There was no setup for it.
In fact, when all the other cruisers broke off, Finn is the only one that continues on. He leaves the others in the dust. You can clearly see him approaching by himself. There’s even a shot when he’s almost to the cannon, and his eyes close.
And that’s when she comes out of nowhere as if she tapped into her mutant power of teleportation.
Here’s the thing though.
Such subversion is awesome on the mat. If you can make your opponent expect the wrong thing and react accordingly, you will have a leg up on the game.
Case in point:
Earlier though, during the Sunday practice that I run, I caught a triangle from the most unexpected position. It’s an attack that I learned recently from James Booth, and the setup would make you conclude that I was either trying to crush you in knee on belly and step around for the armbar.

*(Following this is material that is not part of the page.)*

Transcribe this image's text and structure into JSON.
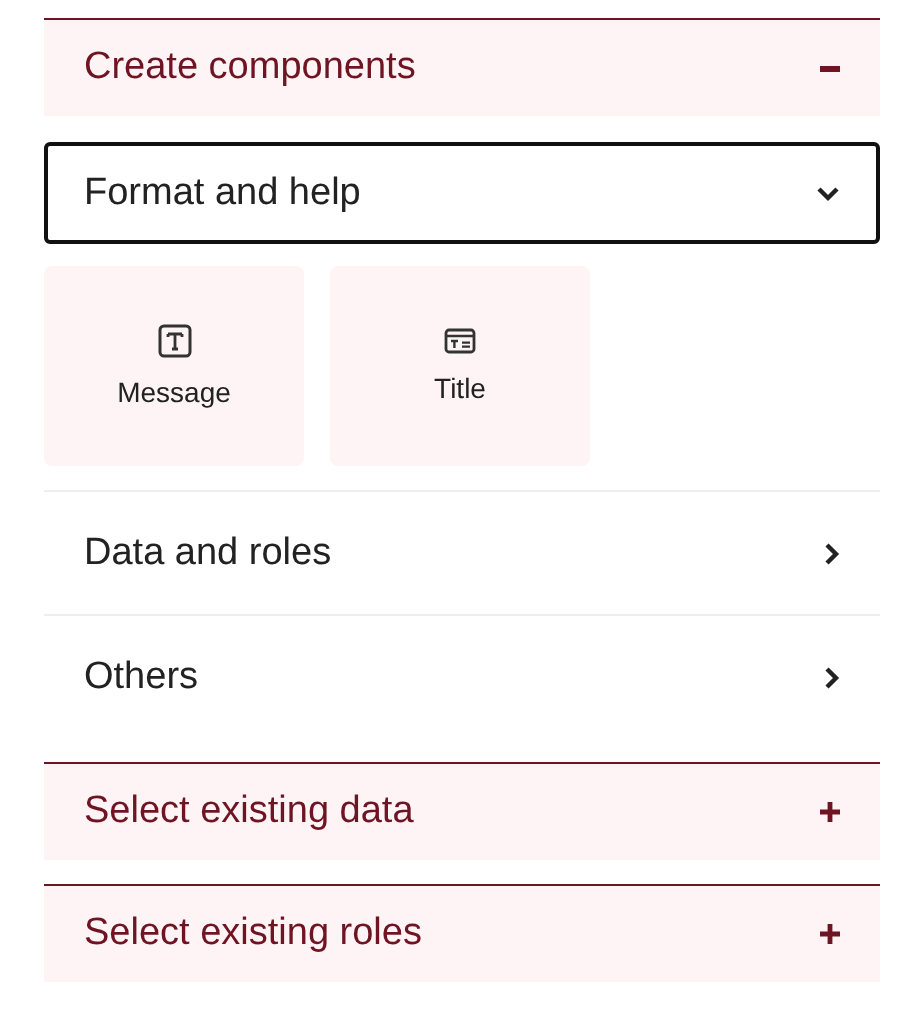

It’s because I have the far underhook and I’m pressuring into the position. But what actually happens is something far different, and in that roll, it completely shocked the guy. He’s like whoa, you got to show me how you did that.
Of course, I did.
And in the future, after I’ve had more time to play with it and troubleshoot, it’ll be going up in micro adjustments. What’s on deck for now, though, is a lesson on how to more effectively attack the near arm from the top of side control.
Find more about the course here: